▸ **Work instructions**
An exact copy of the entries is needed, with every line included.

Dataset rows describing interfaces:
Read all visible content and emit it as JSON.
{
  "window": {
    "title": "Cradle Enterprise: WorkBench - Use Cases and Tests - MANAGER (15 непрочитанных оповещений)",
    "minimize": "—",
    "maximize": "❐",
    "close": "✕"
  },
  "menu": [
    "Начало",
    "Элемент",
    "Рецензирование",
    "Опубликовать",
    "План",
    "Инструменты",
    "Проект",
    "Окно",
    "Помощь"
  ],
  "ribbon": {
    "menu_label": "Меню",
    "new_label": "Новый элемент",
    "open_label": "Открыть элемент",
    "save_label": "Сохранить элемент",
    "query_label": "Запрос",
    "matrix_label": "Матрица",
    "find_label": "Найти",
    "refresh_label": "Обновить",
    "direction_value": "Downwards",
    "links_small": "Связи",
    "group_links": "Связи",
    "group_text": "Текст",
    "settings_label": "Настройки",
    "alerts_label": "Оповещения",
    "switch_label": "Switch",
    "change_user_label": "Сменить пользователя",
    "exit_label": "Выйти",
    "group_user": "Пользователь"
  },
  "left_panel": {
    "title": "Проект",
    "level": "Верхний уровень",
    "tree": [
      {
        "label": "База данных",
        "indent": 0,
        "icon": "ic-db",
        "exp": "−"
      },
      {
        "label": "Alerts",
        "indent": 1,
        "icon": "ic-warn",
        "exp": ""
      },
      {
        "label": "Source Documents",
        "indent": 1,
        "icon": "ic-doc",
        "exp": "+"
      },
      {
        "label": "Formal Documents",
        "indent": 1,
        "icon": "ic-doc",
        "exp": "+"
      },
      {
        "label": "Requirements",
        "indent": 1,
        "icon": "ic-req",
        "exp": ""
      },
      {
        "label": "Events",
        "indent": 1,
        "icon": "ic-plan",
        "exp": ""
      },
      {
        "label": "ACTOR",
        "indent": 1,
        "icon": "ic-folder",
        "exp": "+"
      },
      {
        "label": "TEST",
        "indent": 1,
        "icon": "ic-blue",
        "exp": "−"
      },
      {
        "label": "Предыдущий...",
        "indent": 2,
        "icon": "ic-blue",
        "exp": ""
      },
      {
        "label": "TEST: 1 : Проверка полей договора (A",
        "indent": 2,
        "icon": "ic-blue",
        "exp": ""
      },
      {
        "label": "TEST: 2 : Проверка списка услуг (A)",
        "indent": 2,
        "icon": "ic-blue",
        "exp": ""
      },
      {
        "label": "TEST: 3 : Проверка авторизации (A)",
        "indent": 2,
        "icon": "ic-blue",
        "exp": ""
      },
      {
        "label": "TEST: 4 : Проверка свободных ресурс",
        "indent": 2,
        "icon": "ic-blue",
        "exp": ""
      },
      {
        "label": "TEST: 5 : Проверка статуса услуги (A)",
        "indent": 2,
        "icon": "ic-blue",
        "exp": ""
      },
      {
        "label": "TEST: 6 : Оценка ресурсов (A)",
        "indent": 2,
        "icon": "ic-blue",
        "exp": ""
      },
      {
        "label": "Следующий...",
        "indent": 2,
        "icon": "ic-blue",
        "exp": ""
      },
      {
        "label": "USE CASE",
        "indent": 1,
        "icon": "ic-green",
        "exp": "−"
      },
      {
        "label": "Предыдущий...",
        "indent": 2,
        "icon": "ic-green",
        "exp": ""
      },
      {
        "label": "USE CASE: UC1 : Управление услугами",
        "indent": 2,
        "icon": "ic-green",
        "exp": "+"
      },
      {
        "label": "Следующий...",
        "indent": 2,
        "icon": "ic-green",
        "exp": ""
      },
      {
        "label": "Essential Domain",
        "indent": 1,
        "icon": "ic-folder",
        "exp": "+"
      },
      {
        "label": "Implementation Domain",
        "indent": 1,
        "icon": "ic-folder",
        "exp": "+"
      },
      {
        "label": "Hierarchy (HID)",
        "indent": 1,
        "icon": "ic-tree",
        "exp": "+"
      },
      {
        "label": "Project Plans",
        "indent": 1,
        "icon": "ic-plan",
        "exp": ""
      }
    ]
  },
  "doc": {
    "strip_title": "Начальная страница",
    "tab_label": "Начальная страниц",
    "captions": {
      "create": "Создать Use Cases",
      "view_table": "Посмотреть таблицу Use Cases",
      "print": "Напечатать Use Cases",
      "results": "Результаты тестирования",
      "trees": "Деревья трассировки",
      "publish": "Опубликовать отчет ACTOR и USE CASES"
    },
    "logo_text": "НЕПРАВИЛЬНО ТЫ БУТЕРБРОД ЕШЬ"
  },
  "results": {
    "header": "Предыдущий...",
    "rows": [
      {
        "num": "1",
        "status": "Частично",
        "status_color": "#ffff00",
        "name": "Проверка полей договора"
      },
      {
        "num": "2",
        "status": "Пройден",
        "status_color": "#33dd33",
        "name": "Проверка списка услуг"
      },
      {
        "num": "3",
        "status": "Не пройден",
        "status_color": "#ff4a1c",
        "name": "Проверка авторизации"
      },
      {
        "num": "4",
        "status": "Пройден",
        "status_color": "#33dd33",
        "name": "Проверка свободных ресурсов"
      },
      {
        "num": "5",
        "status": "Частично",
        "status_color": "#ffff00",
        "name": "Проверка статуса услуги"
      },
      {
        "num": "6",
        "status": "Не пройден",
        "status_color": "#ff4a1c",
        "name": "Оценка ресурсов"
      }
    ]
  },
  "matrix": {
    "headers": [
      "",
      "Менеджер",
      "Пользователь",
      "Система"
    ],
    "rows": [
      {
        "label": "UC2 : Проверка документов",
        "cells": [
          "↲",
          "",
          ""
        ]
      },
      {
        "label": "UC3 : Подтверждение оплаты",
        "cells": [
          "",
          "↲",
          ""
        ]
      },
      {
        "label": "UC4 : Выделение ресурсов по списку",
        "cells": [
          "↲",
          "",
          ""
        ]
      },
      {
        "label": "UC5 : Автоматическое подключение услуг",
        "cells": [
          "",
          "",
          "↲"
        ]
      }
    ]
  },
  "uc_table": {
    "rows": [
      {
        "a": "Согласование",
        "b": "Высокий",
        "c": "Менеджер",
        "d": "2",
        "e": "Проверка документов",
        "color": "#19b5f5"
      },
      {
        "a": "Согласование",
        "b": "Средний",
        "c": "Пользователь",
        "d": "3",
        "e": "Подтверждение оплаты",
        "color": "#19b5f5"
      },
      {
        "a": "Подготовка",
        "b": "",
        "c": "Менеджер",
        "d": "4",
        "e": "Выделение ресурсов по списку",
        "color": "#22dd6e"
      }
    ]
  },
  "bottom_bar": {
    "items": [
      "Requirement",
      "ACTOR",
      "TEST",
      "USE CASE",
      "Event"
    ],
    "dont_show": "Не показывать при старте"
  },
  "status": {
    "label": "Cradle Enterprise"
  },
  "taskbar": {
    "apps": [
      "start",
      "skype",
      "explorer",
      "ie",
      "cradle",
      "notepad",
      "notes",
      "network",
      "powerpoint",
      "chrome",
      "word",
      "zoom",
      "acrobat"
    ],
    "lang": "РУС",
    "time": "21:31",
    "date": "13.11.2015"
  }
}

▸ **Exercise answer**
Read all visible content and emit it as JSON.
{
  "window": {
    "title": "Cradle Enterprise: WorkBench - Use Cases and Tests - MANAGER (15 непрочитанных оповещений)",
    "minimize": "—",
    "maximize": "❐",
    "close": "✕"
  },
  "menu": [
    "Начало",
    "Элемент",
    "Рецензирование",
    "Опубликовать",
    "План",
    "Инструменты",
    "Проект",
    "Окно",
    "Помощь"
  ],
  "ribbon": {
    "menu_label": "Меню",
    "new_label": "Новый элемент",
    "open_label": "Открыть элемент",
    "save_label": "Сохранить элемент",
    "query_label": "Запрос",
    "matrix_label": "Матрица",
    "find_label": "Найти",
    "refresh_label": "Обновить",
    "direction_value": "Downwards",
    "links_small": "Связи",
    "group_links": "Связи",
    "group_text": "Текст",
    "settings_label": "Настройки",
    "alerts_label": "Оповещения",
    "switch_label": "Switch",
    "change_user_label": "Сменить пользователя",
    "exit_label": "Выйти",
    "group_user": "Пользователь"
  },
  "left_panel": {
    "title": "Проект",
    "level": "Верхний уровень",
    "tree": [
      {
        "label": "База данных",
        "indent": 0,
        "icon": "ic-db",
        "exp": "−"
      },
      {
        "label": "Alerts",
        "indent": 1,
        "icon": "ic-warn",
        "exp": ""
      },
      {
        "label": "Source Documents",
        "indent": 1,
        "icon": "ic-doc",
        "exp": "+"
      },
      {
        "label": "Formal Documents",
        "indent": 1,
        "icon": "ic-doc",
        "exp": "+"
      },
      {
        "label": "Requirements",
        "indent": 1,
        "icon": "ic-req",
        "exp": ""
      },
      {
        "label": "Events",
        "indent": 1,
        "icon": "ic-plan",
        "exp": ""
      },
      {
        "label": "ACTOR",
        "indent": 1,
        "icon": "ic-folder",
        "exp": "+"
      },
      {
        "label": "TEST",
        "indent": 1,
        "icon": "ic-blue",
        "exp": "−"
      },
      {
        "label": "Предыдущий...",
        "indent": 2,
        "icon": "ic-blue",
        "exp": ""
      },
      {
        "label": "TEST: 1 : Проверка полей договора (A",
        "indent": 2,
        "icon": "ic-blue",
        "exp": ""
      },
      {
        "label": "TEST: 2 : Проверка списка услуг (A)",
        "indent": 2,
        "icon": "ic-blue",
        "exp": ""
      },
      {
        "label": "TEST: 3 : Проверка авторизации (A)",
        "indent": 2,
        "icon": "ic-blue",
        "exp": ""
      },
      {
        "label": "TEST: 4 : Проверка свободных ресурс",
        "indent": 2,
        "icon": "ic-blue",
        "exp": ""
      },
      {
        "label": "TEST: 5 : Проверка статуса услуги (A)",
        "indent": 2,
        "icon": "ic-blue",
        "exp": ""
      },
      {
        "label": "TEST: 6 : Оценка ресурсов (A)",
        "indent": 2,
        "icon": "ic-blue",
        "exp": ""
      },
      {
        "label": "Следующий...",
        "indent": 2,
        "icon": "ic-blue",
        "exp": ""
      },
      {
        "label": "USE CASE",
        "indent": 1,
        "icon": "ic-green",
        "exp": "−"
      },
      {
        "label": "Предыдущий...",
        "indent": 2,
        "icon": "ic-green",
        "exp": ""
      },
      {
        "label": "USE CASE: UC1 : Управление услугами",
        "indent": 2,
        "icon": "ic-green",
        "exp": "+"
      },
      {
        "label": "Следующий...",
        "indent": 2,
        "icon": "ic-green",
        "exp": ""
      },
      {
        "label": "Essential Domain",
        "indent": 1,
        "icon": "ic-folder",
        "exp": "+"
      },
      {
        "label": "Implementation Domain",
        "indent": 1,
        "icon": "ic-folder",
        "exp": "+"
      },
      {
        "label": "Hierarchy (HID)",
        "indent": 1,
        "icon": "ic-tree",
        "exp": "+"
      },
      {
        "label": "Project Plans",
        "indent": 1,
        "icon": "ic-plan",
        "exp": ""
      }
    ]
  },
  "doc": {
    "strip_title": "Начальная страница",
    "tab_label": "Начальная страниц",
    "captions": {
      "create": "Создать Use Cases",
      "view_table": "Посмотреть таблицу Use Cases",
      "print": "Напечатать Use Cases",
      "results": "Результаты тестирования",
      "trees": "Деревья трассировки",
      "publish": "Опубликовать отчет ACTOR и USE CASES"
    },
    "logo_text": "НЕПРАВИЛЬНО ТЫ БУТЕРБРОД ЕШЬ"
  },
  "results": {
    "header": "Предыдущий...",
    "rows": [
      {
        "num": "1",
        "status": "Частично",
        "status_color": "#ffff00",
        "name": "Проверка полей договора"
      },
      {
        "num": "2",
        "status": "Пройден",
        "status_color": "#33dd33",
        "name": "Проверка списка услуг"
      },
      {
        "num": "3",
        "status": "Не пройден",
        "status_color": "#ff4a1c",
        "name": "Проверка авторизации"
      },
      {
        "num": "4",
        "status": "Пройден",
        "status_color": "#33dd33",
        "name": "Проверка свободных ресурсов"
      },
      {
        "num": "5",
        "status": "Частично",
        "status_color": "#ffff00",
        "name": "Проверка статуса услуги"
      },
      {
        "num": "6",
        "status": "Не пройден",
        "status_color": "#ff4a1c",
        "name": "Оценка ресурсов"
      }
    ]
  },
  "matrix": {
    "headers": [
      "",
      "Менеджер",
      "Пользователь",
      "Система"
    ],
    "rows": [
      {
        "label": "UC2 : Проверка документов",
        "cells": [
          "↲",
          "",
          ""
        ]
      },
      {
        "label": "UC3 : Подтверждение оплаты",
        "cells": [
          "",
          "↲",
          ""
        ]
      },
      {
        "label": "UC4 : Выделение ресурсов по списку",
        "cells": [
          "↲",
          "",
          ""
        ]
      },
      {
        "label": "UC5 : Автоматическое подключение услуг",
        "cells": [
          "",
          "",
          "↲"
        ]
      }
    ]
  },
  "uc_table": {
    "rows": [
      {
        "a": "Согласование",
        "b": "Высокий",
        "c": "Менеджер",
        "d": "2",
        "e": "Проверка документов",
        "color": "#19b5f5"
      },
      {
        "a": "Согласование",
        "b": "Средний",
        "c": "Пользователь",
        "d": "3",
        "e": "Подтверждение оплаты",
        "color": "#19b5f5"
      },
      {
        "a": "Подготовка",
        "b": "",
        "c": "Менеджер",
        "d": "4",
        "e": "Выделение ресурсов по списку",
        "color": "#22dd6e"
      }
    ]
  },
  "bottom_bar": {
    "items": [
      "Requirement",
      "ACTOR",
      "TEST",
      "USE CASE",
      "Event"
    ],
    "dont_show": "Не показывать при старте"
  },
  "status": {
    "label": "Cradle Enterprise"
  },
  "taskbar": {
    "apps": [
      "start",
      "skype",
      "explorer",
      "ie",
      "cradle",
      "notepad",
      "notes",
      "network",
      "powerpoint",
      "chrome",
      "word",
      "zoom",
      "acrobat"
    ],
    "lang": "РУС",
    "time": "21:31",
    "date": "13.11.2015"
  }
}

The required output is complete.